This is pretty much all Elasticsearch with filtered aliases per user. The filters are then used to restict what each user can see. In our case it’s not as simple as just grabbing the user’s own data, but the general idea is similar. User credentials are also stored in Elasticsearch, however in a different index and also only accessed via filtered alias.
This is running nginxnginx. It is, of course, where the application is served from, but it is also the proxy for Elasticsearch and hosts an authentication layer. If auth succeeds the users Elasticsearch bound requests are rewritten for their alias. The authentication is a different nginx proxy that is triggered via the ngx_http_auth_request_module.
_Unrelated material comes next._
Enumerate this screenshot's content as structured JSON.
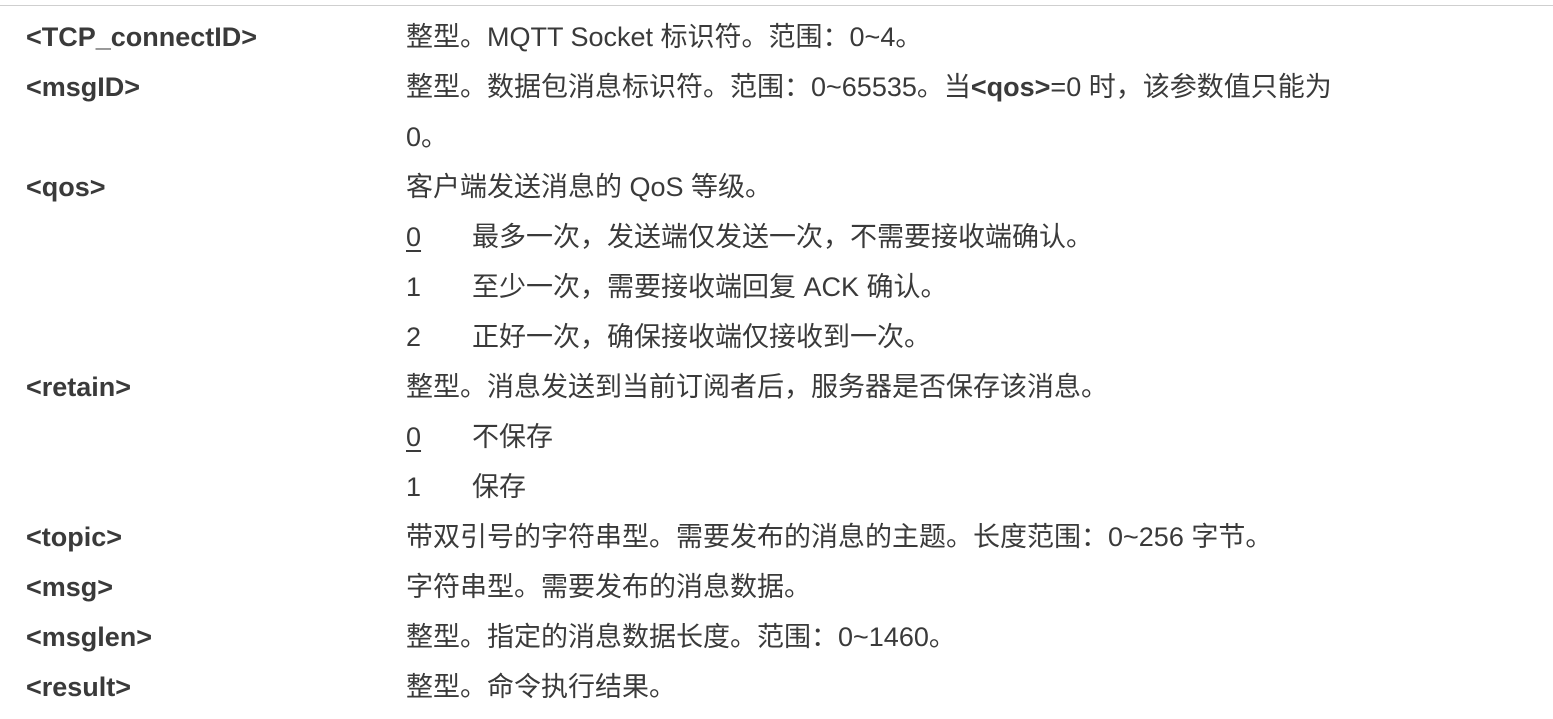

how it works
- user pulls up the fronted and enters their creds
- a call is made to the /auth proxy due to an auth_request rule in nginx
- the proxy listening for the /auth will pull the users crypted password from Elasticsearch and compares it to the crypted version of the provided password
- assuming the password is valid the /auth service builds an expiring authentication token and returns it along with the expiration time to proxy caller
- the frontend service returns the token to the user (via HTTP headers)
- the user will then provide the token, expiration and username via HTTP headers in all subsequent calls, including ElasticSearch queries
- the auth_request service then validates the header before proceeding with proxying any requests to ElasticSearch
- assuming the ticket is valid the user request for dataindex is always rewritten with her index alias and if there is nothing to rewrite, it fails.
The token based auth uses several pieces of data to build the token. It essentially consists of the username, the expiration, and a secret. The token will only validate if the returned username and expiration can be recombined on the server with the secret to match the supplied token. This avoids lots of of round trips to Elasticsearch to recheck the password. The system also allows for renewing of tickets to avoid having to either store the password and re-prompt for it.Essentially providing a valid ticket and asking for a fresh one results in a new ticket.
The shared secret is stored in a different index in Elasticsearch, which allows us to scale the web services horizontally without much struggle. That data is not subject to access via requests, since no rewrites will match that index.
Our code does not perform the rewrite based not on the remote_user variable. Instead we use the username provided with each request, which is passed through the token validation. This seems to make it impossible to leak information and still avoids a more complex proxy layer.
The biggest issue right now is that the aliases will need to point to multiple indexes for the user data. That makes it difficult to either update data or retrieve as specific document, since neither can be done via the filter alias.
I believe augmenting the token layer to check for a document in the real users filtered alias before allowing access (via auth_request) to the real document should be doable, but that is next of the development plan.